AP (Aug. 28, 2014) State health officials say testing has confirmed the presence of a killer amoeba in a water system serving three St. John the Baptist Parish towns. (Aug. 28) Video provided by AP
Powered by NewsLook.com
Scientists Have Figured Out Why Rocks Move In Death Valley

Scientists Have Figured Out Why Rocks Move In Death Valley

Newsy (Aug. 28, 2014) The mystery of the moving rocks in Death Valley, California, has finally been solved. Scientists are pointing to a combo of water, ice and wind. Video provided by Newsy
Powered by NewsLook.com
Big Waves, Minor Flooding from Hurricane

Big Waves, Minor Flooding from Hurricane

AP (Aug. 27, 2014) Thundering surf spawned by Hurricane Marie pounded the Southern California coast Wednesday, causing minor flooding in a low-lying beach town. High surf warnings were posted for Los Angeles County south through Orange County. (Aug. 27) Video provided by AP
Powered by NewsLook.com

Search ScienceDaily

Number of stories in archives: 140,361

Find with keyword(s):
Enter a keyword or phrase to search ScienceDaily for related topics and research stories.

Save/Print:
Share:

Breaking News:
from the past week

In Other News

... from NewsDaily.com

Science News

Health News

Environment News

Technology News



Save/Print:
Share:

Free Subscriptions


Get the latest science news with ScienceDaily's free email newsletters, updated daily and weekly. Or view hourly updated newsfeeds in your RSS reader:

Get Social & Mobile


Keep up to date with the latest news from ScienceDaily via social networks and mobile apps:

Have Feedback?


Tell us what you think of ScienceDaily -- we welcome both positive and negative comments. Have any problems using the site?
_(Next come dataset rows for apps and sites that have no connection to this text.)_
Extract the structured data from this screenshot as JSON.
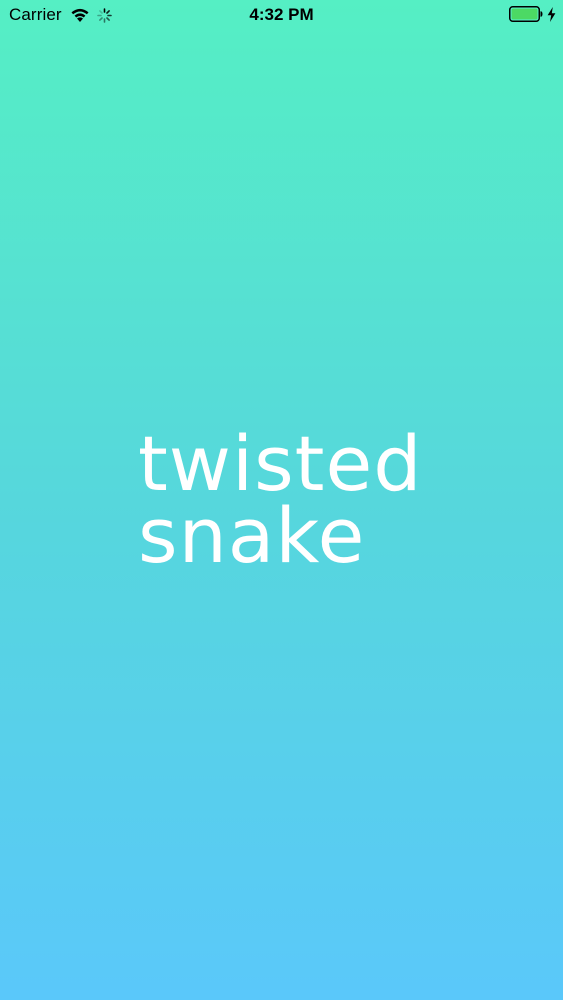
{
  "status_bar": {
    "carrier": "Carrier",
    "time": "4:32 PM",
    "icons": {
      "wifi": "wifi-icon",
      "activity": "activity-spinner-icon",
      "battery": "battery-icon",
      "charging": "charging-bolt-icon"
    },
    "battery_color": "#4cd964"
  },
  "logo": {
    "line1": "twisted",
    "line2": "snake"
  },
  "colors": {
    "gradient_top": "#55efc4",
    "gradient_bottom": "#5ac8fa",
    "logo_text": "#ffffff"
  }
}
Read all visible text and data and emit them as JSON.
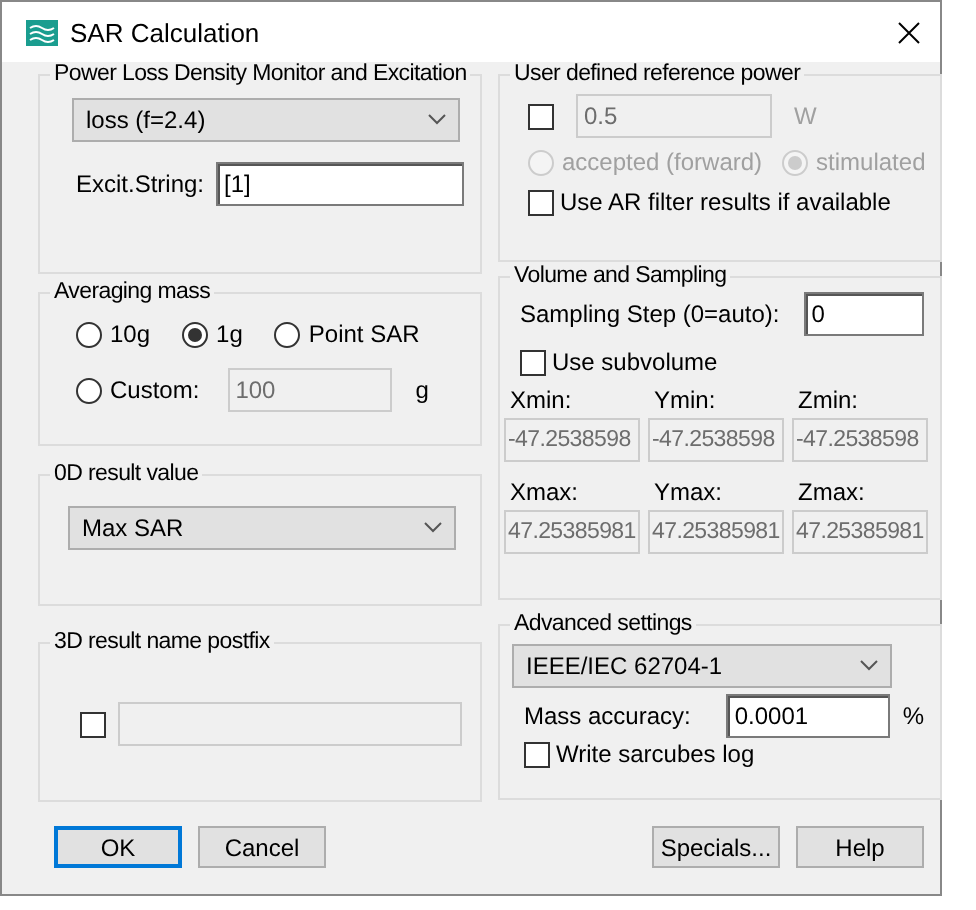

Questions?
Mobile: iPhone Android Web
Follow: Facebook Twitter Google+
Subscribe: RSS Feeds Email Newsletters
Latest Headlines Health & Medicine Mind & Brain Space & Time Matter & Energy Computers & Math Plants & Animals Earth & Climate Fossils & Ruins